was issued in March of 1984. Propst did not bring his Rule 60(b)(5) motion until September 1986, approximately two and one-half years after our decision in Dowling. Given this fact the Rule 60(b)(5) motion was not filed within a reasonable period of time.

Additionally, my review of the record persuades me that there are no circumstances which indicate that Propst’s failure to file a timely Rule 60(b)(5) motion should be excused. Nothing in the record alters the controlling fact that under the provisions of the 1981 judgment Michael Propst was subject to a valid, continuing obligation to provide post-majority educational support for his three children. The parties’ stipulation, which led to the dismissal of Michael Propst’s appeal of the 1981 judgment, was based on the fact that their children were too young for educational plans to be considered. However, by the time Michael’s Rule 60(b) motion was filed, Christopher and Andrew had already entered college. Therefore, any uncertainty concerning their children’s educational plans does not provide an adequate explanation for Michael’s two and one-half year delay in seeking relief from the superior court’s order.

In my view, neither the parties’ stipulation nor the subsequent actions of the Child Support Enforcement Division diminished Michael Propst’s post-majority educational support obligations. Nor do they furnish any basis for extending the time within which Michael Propst should have sought relief pursuant to Rule 60(b)(5).

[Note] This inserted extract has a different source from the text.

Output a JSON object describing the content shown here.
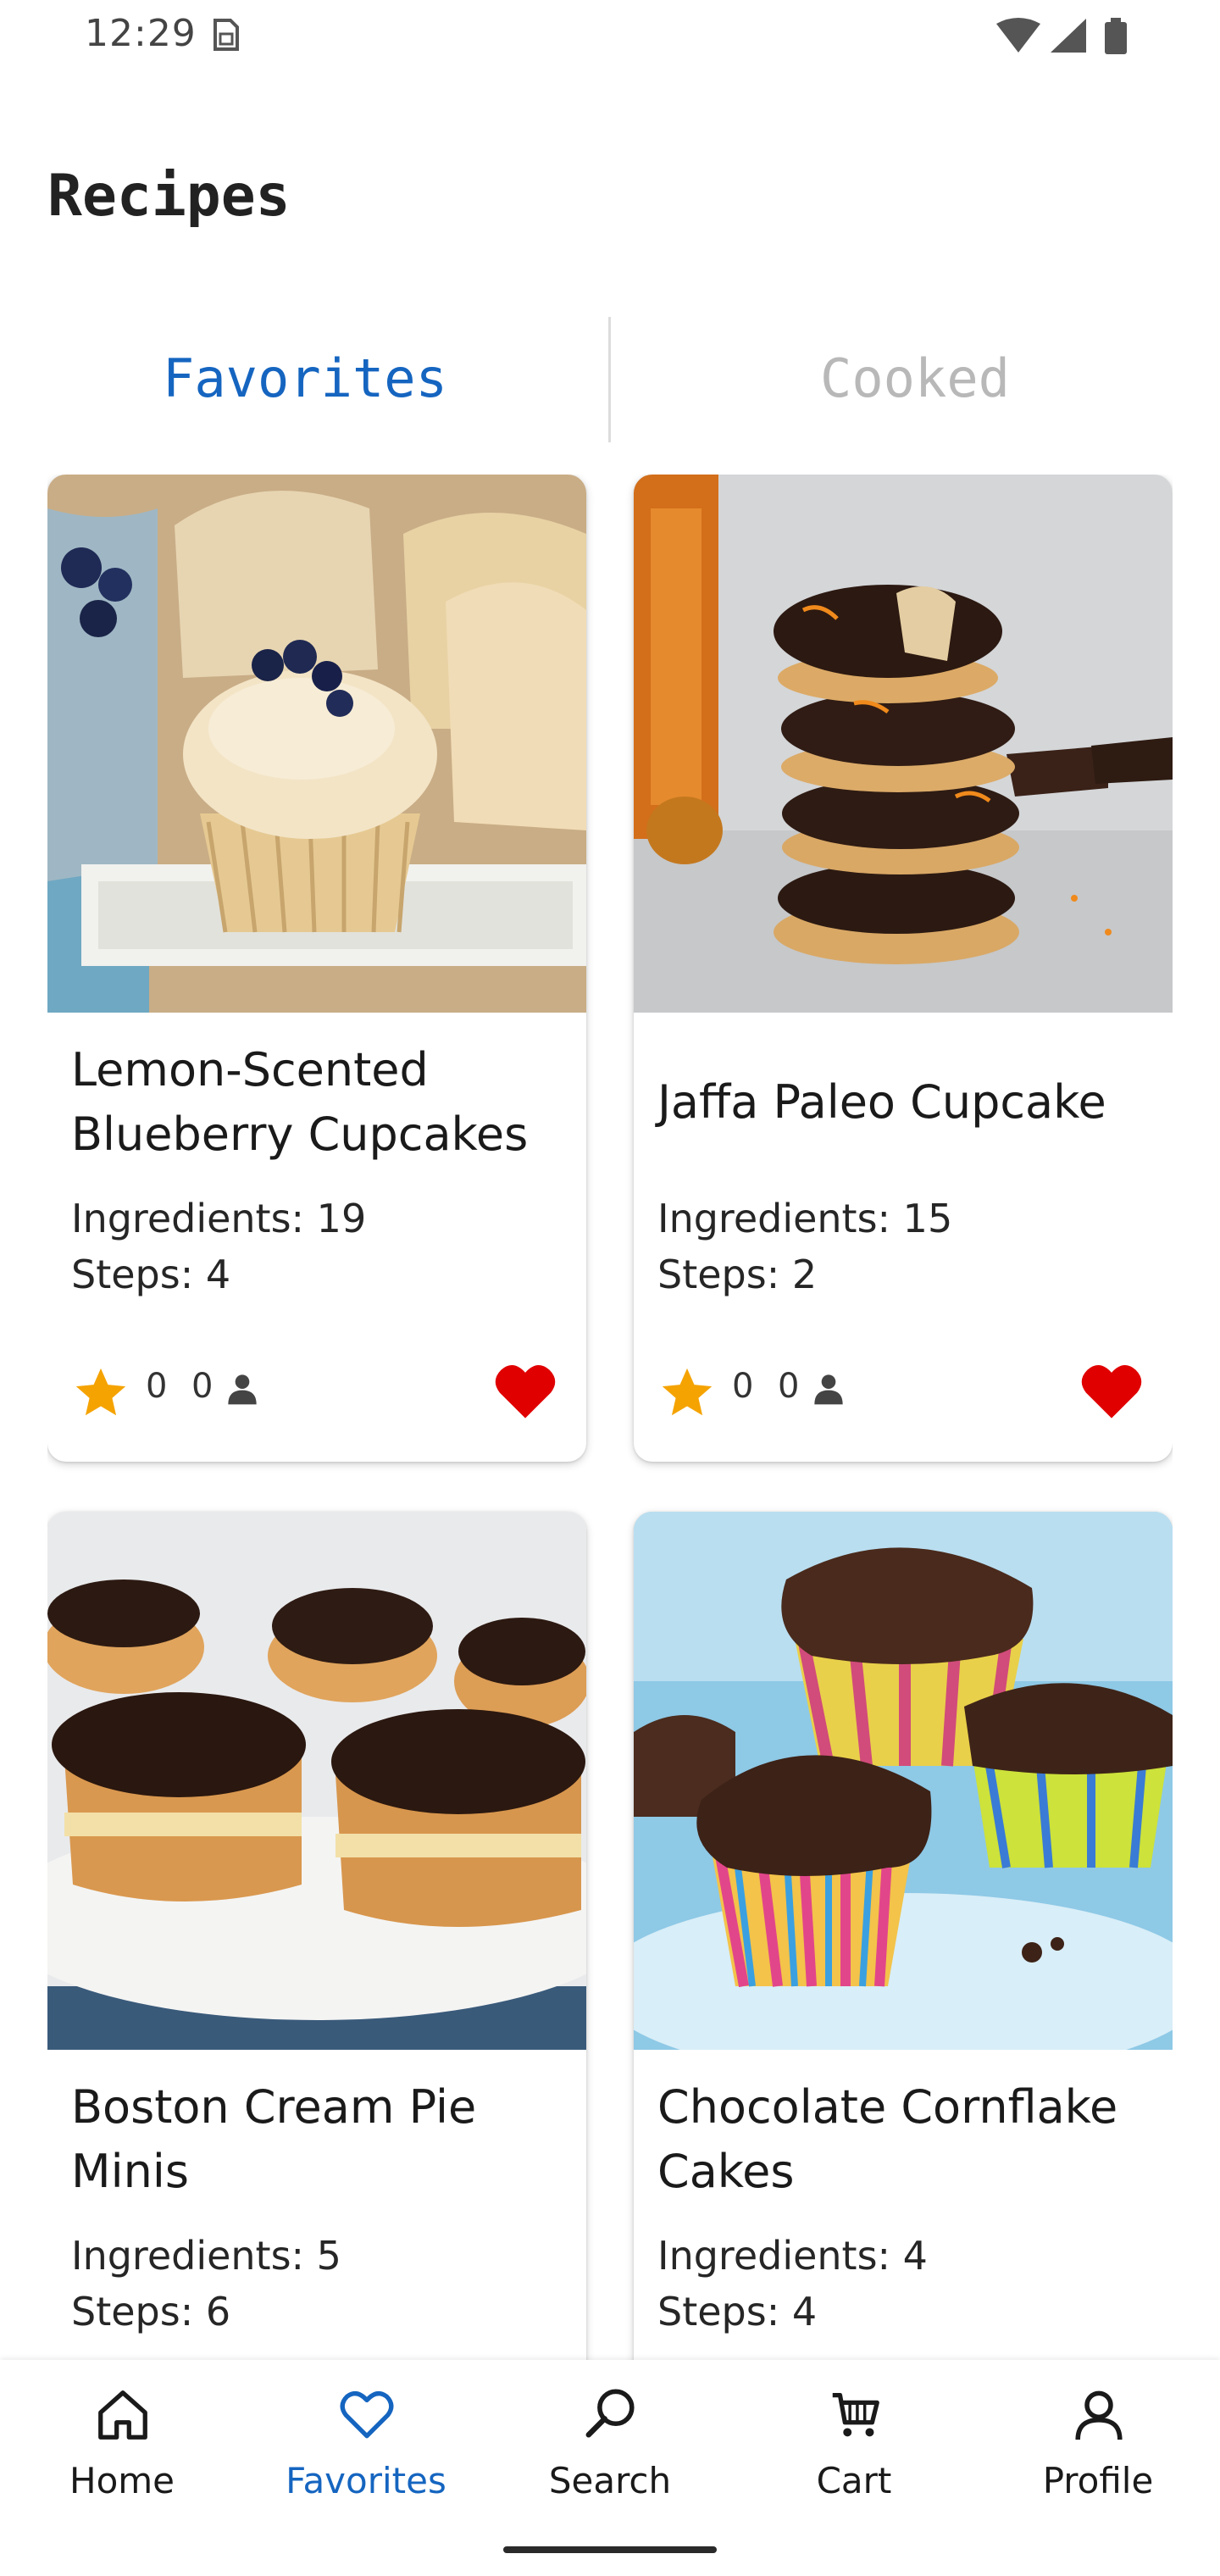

I would therefore affirm the decision of the superior court.

[fn1] See maj. op. at note 4.